╔══
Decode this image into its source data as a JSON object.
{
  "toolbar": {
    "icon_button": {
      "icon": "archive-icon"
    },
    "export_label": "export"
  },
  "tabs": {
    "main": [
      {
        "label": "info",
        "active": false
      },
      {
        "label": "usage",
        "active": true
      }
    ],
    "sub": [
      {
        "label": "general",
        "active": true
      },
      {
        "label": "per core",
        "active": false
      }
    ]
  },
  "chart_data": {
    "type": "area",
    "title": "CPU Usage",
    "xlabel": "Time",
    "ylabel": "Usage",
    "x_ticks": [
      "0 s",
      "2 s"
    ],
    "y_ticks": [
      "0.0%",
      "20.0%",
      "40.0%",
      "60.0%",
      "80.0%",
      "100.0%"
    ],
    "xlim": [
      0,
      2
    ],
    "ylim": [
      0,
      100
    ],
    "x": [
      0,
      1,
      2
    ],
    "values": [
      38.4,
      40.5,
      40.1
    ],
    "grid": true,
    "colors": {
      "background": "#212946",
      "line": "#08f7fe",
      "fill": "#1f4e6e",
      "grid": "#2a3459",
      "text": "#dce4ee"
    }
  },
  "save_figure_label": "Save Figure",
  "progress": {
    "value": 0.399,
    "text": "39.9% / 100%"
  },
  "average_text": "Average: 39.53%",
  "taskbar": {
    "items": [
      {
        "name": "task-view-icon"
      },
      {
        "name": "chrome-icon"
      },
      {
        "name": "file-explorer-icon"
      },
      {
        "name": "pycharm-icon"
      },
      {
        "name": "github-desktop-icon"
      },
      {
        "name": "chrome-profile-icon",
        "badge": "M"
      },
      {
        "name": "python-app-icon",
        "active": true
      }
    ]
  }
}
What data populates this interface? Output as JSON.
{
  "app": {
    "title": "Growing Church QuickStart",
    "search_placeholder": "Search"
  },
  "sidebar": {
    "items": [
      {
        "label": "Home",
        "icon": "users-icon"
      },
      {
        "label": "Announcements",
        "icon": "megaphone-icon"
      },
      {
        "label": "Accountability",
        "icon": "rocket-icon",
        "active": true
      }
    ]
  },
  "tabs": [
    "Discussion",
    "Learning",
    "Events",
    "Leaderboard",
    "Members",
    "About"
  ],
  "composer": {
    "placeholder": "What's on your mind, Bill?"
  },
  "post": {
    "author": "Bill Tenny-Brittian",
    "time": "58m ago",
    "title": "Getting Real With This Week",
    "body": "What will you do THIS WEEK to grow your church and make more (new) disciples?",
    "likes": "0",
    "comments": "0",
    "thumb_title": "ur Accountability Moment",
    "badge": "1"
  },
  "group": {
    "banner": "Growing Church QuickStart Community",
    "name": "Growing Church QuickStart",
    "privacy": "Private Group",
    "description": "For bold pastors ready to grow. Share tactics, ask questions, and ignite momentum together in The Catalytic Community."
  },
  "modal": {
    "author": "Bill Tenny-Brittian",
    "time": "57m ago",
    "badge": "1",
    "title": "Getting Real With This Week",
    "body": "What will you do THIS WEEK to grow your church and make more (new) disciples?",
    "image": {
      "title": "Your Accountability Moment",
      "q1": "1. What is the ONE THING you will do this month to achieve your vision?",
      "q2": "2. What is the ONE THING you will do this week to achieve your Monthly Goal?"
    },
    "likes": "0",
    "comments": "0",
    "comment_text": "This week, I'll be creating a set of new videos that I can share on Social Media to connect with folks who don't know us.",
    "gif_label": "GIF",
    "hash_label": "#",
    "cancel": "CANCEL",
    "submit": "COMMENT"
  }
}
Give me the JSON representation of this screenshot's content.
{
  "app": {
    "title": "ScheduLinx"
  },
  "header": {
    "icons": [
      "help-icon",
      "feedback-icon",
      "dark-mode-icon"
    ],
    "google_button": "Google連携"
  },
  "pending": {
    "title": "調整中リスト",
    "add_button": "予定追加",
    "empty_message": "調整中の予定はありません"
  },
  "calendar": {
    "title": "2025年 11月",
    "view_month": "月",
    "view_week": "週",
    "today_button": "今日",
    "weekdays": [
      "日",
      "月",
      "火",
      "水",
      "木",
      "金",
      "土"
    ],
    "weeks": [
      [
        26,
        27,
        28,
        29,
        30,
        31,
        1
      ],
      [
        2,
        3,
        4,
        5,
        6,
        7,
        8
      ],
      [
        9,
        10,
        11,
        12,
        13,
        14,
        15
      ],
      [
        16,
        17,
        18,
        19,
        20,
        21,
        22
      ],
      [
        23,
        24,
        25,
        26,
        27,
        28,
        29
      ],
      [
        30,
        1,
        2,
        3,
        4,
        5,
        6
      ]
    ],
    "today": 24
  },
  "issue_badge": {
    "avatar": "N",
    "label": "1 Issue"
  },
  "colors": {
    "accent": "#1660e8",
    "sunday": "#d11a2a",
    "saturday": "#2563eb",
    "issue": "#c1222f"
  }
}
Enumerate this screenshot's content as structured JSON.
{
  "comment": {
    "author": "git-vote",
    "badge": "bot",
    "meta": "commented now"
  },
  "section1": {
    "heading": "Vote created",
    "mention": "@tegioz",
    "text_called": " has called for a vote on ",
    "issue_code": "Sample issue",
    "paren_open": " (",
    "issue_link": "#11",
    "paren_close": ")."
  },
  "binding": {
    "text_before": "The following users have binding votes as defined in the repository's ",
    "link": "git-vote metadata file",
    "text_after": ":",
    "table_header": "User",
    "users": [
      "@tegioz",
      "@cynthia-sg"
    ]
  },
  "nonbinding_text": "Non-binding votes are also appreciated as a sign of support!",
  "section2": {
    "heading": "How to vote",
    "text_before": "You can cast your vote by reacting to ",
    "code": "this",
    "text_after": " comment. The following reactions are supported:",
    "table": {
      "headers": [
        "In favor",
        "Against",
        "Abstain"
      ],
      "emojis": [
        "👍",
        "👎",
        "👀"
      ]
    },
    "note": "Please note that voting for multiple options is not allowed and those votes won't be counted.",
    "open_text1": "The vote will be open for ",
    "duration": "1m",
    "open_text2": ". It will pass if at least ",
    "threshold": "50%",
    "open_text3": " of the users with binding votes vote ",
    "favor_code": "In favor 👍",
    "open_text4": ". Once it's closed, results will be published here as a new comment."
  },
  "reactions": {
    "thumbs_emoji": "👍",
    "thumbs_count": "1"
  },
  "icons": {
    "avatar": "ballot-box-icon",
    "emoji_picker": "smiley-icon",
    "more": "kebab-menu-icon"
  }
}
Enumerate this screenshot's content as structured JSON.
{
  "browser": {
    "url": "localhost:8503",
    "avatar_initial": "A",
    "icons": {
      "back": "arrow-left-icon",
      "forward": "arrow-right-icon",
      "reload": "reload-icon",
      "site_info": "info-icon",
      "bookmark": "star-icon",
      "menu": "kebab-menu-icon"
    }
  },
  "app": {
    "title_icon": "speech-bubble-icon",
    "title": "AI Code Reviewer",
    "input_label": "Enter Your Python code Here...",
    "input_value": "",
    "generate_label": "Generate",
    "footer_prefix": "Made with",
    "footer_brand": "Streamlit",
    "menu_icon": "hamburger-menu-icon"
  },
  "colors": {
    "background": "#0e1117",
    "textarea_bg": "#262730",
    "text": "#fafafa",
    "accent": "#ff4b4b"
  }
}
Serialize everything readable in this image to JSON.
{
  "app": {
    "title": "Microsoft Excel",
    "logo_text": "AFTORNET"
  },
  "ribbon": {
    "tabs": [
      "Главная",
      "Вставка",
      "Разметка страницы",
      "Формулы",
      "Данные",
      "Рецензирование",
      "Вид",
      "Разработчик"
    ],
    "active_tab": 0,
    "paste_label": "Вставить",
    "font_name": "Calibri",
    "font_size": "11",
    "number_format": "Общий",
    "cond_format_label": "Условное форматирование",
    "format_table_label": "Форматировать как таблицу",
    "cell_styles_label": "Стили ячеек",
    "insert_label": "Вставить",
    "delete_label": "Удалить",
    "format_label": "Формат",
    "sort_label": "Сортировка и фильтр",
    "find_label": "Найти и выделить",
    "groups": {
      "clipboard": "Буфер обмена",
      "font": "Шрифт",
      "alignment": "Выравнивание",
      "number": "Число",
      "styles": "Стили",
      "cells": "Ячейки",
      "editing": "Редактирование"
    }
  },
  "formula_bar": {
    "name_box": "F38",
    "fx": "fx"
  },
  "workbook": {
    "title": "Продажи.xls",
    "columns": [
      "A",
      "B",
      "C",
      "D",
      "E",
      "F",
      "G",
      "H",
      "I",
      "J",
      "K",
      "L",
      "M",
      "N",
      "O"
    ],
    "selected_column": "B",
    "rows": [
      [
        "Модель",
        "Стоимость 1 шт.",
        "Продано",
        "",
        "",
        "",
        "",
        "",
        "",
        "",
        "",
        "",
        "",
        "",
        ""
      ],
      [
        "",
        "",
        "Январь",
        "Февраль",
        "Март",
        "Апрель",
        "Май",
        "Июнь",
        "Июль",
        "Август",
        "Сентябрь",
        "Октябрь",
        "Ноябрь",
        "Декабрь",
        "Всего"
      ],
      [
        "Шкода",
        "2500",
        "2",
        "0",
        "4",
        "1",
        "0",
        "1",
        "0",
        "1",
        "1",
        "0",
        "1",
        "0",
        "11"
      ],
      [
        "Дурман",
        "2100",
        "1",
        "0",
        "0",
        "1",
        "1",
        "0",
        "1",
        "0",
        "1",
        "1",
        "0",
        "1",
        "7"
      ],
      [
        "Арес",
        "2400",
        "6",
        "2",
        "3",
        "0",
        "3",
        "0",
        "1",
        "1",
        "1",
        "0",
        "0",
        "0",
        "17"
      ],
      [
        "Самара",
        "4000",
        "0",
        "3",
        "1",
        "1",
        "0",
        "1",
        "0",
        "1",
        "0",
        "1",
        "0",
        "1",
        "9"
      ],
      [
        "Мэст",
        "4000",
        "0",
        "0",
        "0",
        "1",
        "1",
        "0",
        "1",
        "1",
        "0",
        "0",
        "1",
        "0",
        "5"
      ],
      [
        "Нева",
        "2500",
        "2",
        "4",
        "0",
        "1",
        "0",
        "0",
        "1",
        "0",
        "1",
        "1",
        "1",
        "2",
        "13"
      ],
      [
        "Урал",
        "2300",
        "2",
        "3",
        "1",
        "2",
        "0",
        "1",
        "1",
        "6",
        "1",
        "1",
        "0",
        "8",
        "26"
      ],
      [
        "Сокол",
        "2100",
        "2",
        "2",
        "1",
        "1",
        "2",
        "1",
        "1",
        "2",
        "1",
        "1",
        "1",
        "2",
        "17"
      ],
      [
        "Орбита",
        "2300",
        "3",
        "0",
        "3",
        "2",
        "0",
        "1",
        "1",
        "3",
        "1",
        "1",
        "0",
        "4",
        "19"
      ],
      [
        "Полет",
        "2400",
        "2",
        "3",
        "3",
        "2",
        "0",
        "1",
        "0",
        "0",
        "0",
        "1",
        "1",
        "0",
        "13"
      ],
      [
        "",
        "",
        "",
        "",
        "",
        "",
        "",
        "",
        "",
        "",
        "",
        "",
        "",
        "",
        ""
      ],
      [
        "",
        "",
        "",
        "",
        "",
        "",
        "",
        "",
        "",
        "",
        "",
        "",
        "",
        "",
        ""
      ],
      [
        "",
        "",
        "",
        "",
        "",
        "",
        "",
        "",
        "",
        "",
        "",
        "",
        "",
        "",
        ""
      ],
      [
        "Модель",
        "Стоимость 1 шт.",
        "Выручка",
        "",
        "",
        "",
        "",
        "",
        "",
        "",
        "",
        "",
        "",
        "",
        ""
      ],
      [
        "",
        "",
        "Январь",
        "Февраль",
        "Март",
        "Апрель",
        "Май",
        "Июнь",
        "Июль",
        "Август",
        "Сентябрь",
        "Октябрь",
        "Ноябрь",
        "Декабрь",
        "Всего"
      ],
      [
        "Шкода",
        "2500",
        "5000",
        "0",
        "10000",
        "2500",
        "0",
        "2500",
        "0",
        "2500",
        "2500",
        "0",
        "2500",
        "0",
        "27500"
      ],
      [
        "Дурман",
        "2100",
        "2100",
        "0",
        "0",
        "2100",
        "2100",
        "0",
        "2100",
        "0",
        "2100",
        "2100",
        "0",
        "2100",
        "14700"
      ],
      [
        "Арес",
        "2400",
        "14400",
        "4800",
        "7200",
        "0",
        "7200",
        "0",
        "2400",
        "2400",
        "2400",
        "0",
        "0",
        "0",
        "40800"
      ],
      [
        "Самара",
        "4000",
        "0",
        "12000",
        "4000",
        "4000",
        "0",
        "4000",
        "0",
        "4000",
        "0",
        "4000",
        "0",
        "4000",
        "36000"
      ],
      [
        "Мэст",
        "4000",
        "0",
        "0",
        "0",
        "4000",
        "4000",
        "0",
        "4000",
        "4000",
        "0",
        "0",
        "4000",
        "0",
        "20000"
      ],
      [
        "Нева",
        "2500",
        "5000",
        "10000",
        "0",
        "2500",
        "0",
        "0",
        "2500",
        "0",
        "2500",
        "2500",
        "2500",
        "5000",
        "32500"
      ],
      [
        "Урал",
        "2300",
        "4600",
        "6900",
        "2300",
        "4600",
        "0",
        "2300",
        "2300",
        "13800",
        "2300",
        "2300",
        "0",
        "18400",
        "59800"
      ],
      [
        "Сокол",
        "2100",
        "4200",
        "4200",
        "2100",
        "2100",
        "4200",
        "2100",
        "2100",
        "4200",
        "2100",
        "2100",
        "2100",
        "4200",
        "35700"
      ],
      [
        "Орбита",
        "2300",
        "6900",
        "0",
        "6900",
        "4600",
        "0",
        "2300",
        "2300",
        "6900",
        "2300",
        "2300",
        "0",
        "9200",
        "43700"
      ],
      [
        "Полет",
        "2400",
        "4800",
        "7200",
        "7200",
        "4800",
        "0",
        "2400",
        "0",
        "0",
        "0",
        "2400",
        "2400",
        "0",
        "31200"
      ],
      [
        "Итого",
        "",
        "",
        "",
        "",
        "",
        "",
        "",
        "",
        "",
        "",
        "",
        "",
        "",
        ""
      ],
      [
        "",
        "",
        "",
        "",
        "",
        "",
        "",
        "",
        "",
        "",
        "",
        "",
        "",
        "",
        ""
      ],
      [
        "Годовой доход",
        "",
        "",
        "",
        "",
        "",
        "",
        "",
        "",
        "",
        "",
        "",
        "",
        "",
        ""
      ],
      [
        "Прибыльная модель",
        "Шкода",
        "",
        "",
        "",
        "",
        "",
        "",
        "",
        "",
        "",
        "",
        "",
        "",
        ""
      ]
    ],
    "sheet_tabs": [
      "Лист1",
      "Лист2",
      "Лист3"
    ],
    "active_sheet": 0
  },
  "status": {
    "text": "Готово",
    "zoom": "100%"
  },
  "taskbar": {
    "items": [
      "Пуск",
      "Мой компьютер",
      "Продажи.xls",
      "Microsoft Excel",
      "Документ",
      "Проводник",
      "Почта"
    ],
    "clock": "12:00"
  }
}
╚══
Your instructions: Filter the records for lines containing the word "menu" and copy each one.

Task result:
    "more": "kebab-menu-icon"
      "menu": "kebab-menu-icon"
    "menu_icon": "hamburger-menu-icon"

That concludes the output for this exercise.